Jindra Divis, president of the CIDREE board
There is a growing interest in early childhood education and care. Research on child development shows that providing children with targeted stimulation in early education has a positive effect on their development. This is particularly beneficial for children whose first language is not the language of instruction, or whose language skills are slower to develop. Stimulating broad development among toddlers and pre-schoolers, including learning areas such as mathematics, citizenship and digital literacy, can prevent early developmental delays. This is also important in the light of equity, developmental advantages, and special educational needs. Thus, early childhood education is a highly relevant and very interesting curricular topic.
This yearbook shows that educating young children is a complex matter, and that there are various opinions regarding the format and content of early childhood education and care. In European countries, childcare and education for children aged 0 to 7 is organised in different ways. Despite the differences, all the chapters of this yearbook tell us that educating children aged 2 to 7 requires a specific approach. Teachers and other pedagogical staff who provide education to young children must make many decisions relating to content. They choose the topics that children will work on, and they ensure that these topics are taught in a responsible manner. The most important criterion in these choices is that children truly progress in day-to-day life, in which they gradually participate more and more. A curriculum in which content and objectives are described is an essential tool in this regard.
In planning education for young children, curricular aspects other than content also play a role. Such aspects include time, relationships, pedagogical-didactical considerations and a rich learning environment. In order to make the best choices in all of these aspects, it is essential to have a vision for early childhood education.
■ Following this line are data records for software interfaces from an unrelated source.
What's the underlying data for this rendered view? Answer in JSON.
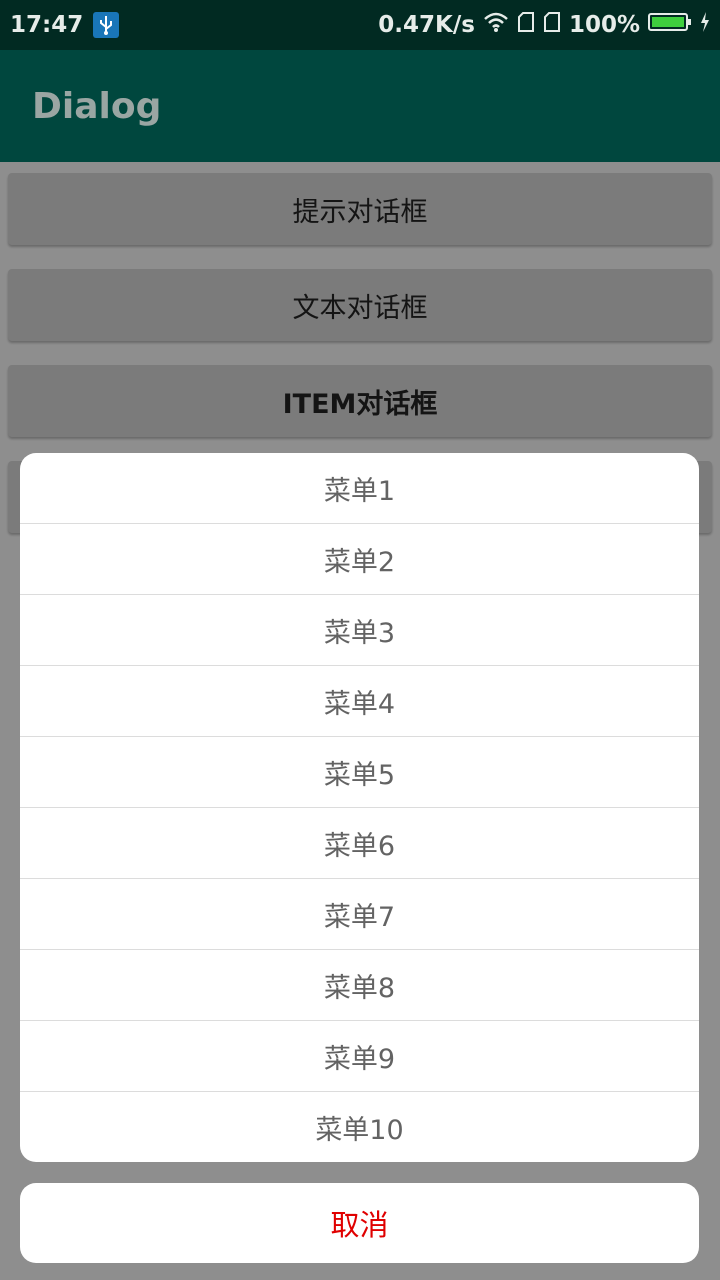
{
  "status_bar": {
    "time": "17:47",
    "speed": "0.47K/s",
    "battery": "100%",
    "icons": [
      "usb-icon",
      "wifi-icon",
      "sim1-icon",
      "sim2-icon",
      "battery-icon",
      "charging-icon"
    ]
  },
  "app_bar": {
    "title": "Dialog"
  },
  "buttons": [
    {
      "label": "提示对话框"
    },
    {
      "label": "文本对话框"
    },
    {
      "label": "ITEM对话框"
    }
  ],
  "menu": {
    "items": [
      "菜单1",
      "菜单2",
      "菜单3",
      "菜单4",
      "菜单5",
      "菜单6",
      "菜单7",
      "菜单8",
      "菜单9",
      "菜单10"
    ],
    "cancel_label": "取消"
  },
  "colors": {
    "app_bar": "#00473e",
    "status_bar": "#012a22",
    "cancel_text": "#e00000",
    "scrim": "#8e8e8e"
  }
}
A well-considered vision can do justice to all the factors for a good education. For starters, this means providing a rich learning environment and a safe pedagogical climate. A rich learning environment concerns the toys, games and other learning materials available, the layout of the room, the teaching methods and the organisation of the education. In a safe pedagogical climate, children can gain all kinds of different experiences and are encouraged to explore, reflect on their experiences, and thus learn from them. They know from these experiences that the professional will stand by them and provide them with feedback. At the same time, all participants in the educational process have their own responsibility: both the professional and the child itself. The professional gives the children the level of responsibility they can handle. As a result, the children experience playing and learning as something of their own. Step by step, they become more independent and aware of what they want and what they are supposed to do. The professional also ensures that the education reflects the way in which children learn. Broadly speaking, this entails: transitioning from playing to learning through play, then to learning through self-chosen tasks, and finally to learning through tasks assigned by others. In addition, the professional monitors the progress in the children’s skills development, for example by using observational tools to observe the children. Lastly, the professional promotes the children’s development by providing appropriate content.
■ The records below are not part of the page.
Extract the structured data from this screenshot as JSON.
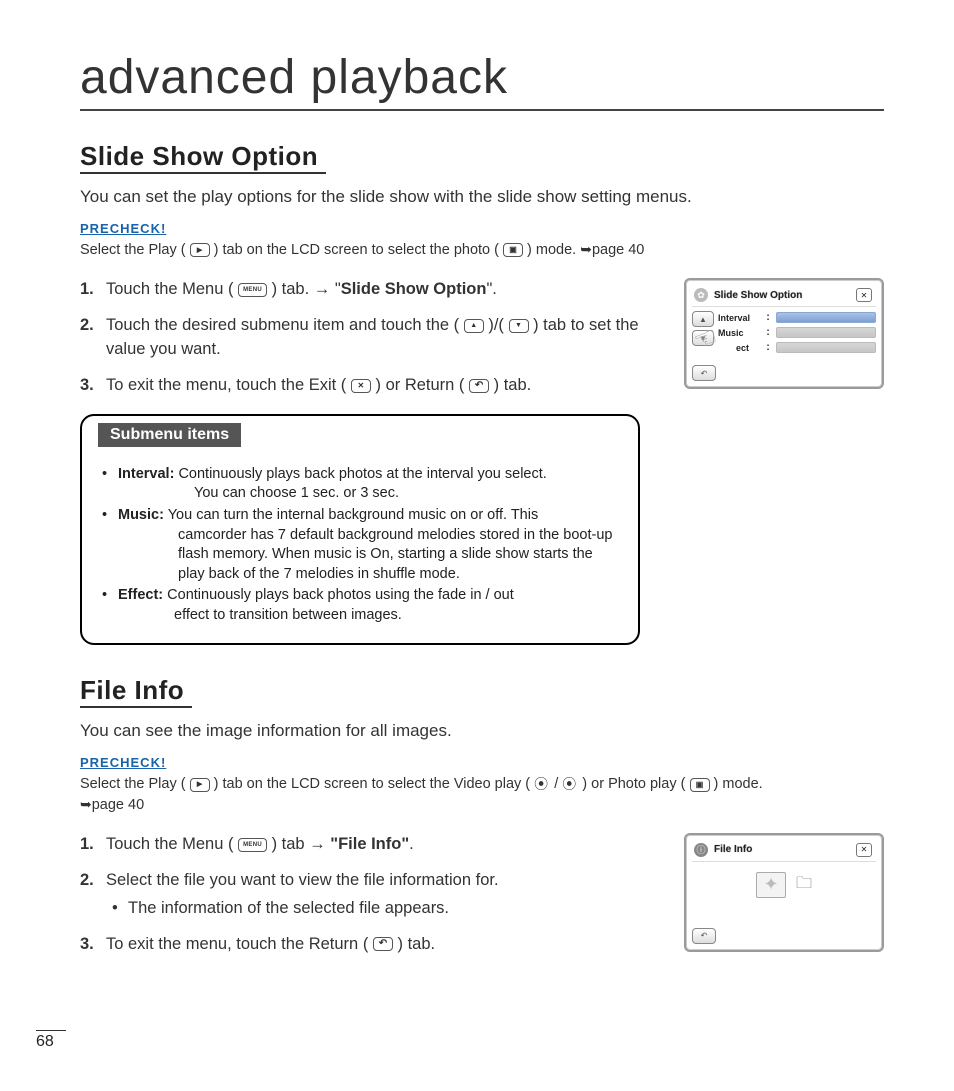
{
  "page_title": "advanced playback",
  "page_number": "68",
  "section1": {
    "heading": "Slide Show Option",
    "intro": "You can set the play options for the slide show with the slide show setting menus.",
    "precheck_label": "PRECHECK!",
    "precheck_pre": "Select the Play (",
    "precheck_mid": ") tab on the LCD screen to select the photo (",
    "precheck_post": ") mode. ",
    "precheck_pageref": "page 40",
    "step1_pre": "Touch the Menu (",
    "step1_mid": ") tab.  →  \"",
    "step1_bold": "Slide Show Option",
    "step1_post": "\".",
    "step2_pre": "Touch the desired submenu item and touch the (",
    "step2_mid": ")/(",
    "step2_post": ") tab to set the value you want.",
    "step3_pre": "To exit the menu, touch the Exit (",
    "step3_mid": ") or Return (",
    "step3_post": ") tab.",
    "submenu_title": "Submenu items",
    "submenu_items": [
      {
        "label": "Interval:",
        "text_first": "Continuously plays back photos at the interval you select.",
        "text_rest": "You can choose 1 sec. or 3 sec."
      },
      {
        "label": "Music:",
        "text_first": "You can turn the internal background music on or off. This",
        "text_rest": "camcorder has 7 default background melodies stored in the boot-up flash memory. When music is On, starting a slide show starts the play back of the 7 melodies in shuffle mode."
      },
      {
        "label": "Effect:",
        "text_first": "Continuously plays back photos using the fade in / out",
        "text_rest": "effect to transition between images."
      }
    ],
    "lcd": {
      "title": "Slide Show Option",
      "rows": [
        "Interval",
        "Music",
        "ect"
      ]
    }
  },
  "section2": {
    "heading": "File Info",
    "intro": "You can see the image information for all images.",
    "precheck_label": "PRECHECK!",
    "precheck_pre": "Select the Play (",
    "precheck_mid1": ") tab on the LCD screen to select the Video play (",
    "precheck_mid2": "/",
    "precheck_mid3": ") or Photo play (",
    "precheck_post": ") mode. ",
    "precheck_pageref": "page 40",
    "step1_pre": "Touch the Menu (",
    "step1_mid": ") tab  →  ",
    "step1_bold": "\"File Info\"",
    "step1_post": ".",
    "step2": "Select the file you want to view the file information for.",
    "step2_bullet": "The information of the selected file appears.",
    "step3_pre": "To exit the menu, touch the Return (",
    "step3_post": ") tab.",
    "lcd": {
      "title": "File Info"
    }
  }
}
The contributions in this book clearly demonstrate that thinking about a framework or curriculum with goals and content for toddlers and pre-schoolers requires thinking about quality. The perspectives and focus areas in the chapters can be divided into three categories: developing a quality framework, working with a quality framework, and evaluating a quality framework.
The chapters show us that there is a huge diversity of issues to consider, but also that there are many shared challenges regarding the curriculum for our young children. While many of these issues are also present in primary and secondary education, this yearbook makes us aware of the fact that it all starts in the early childhood period.
On behalf of all CIDREE members, I would like to thank our Norwegian colleagues for taking the initiative on this very interesting and relevant topic for the 2022 Yearbook, as well as for their coordination and editorial work. And, of course, our thanks go out to all the contributing authors.
This yearbook will be launched and discussed at the 2022 CIDREE conference in Norway. I believe it will enrich the discussion and reflection both during and after this meeting, and that it will provide an impetus for curriculum-related dialogue on the quality of early childhood education.
CIDREE President and Director General of the Netherlands Institute for Curriculum Development SLO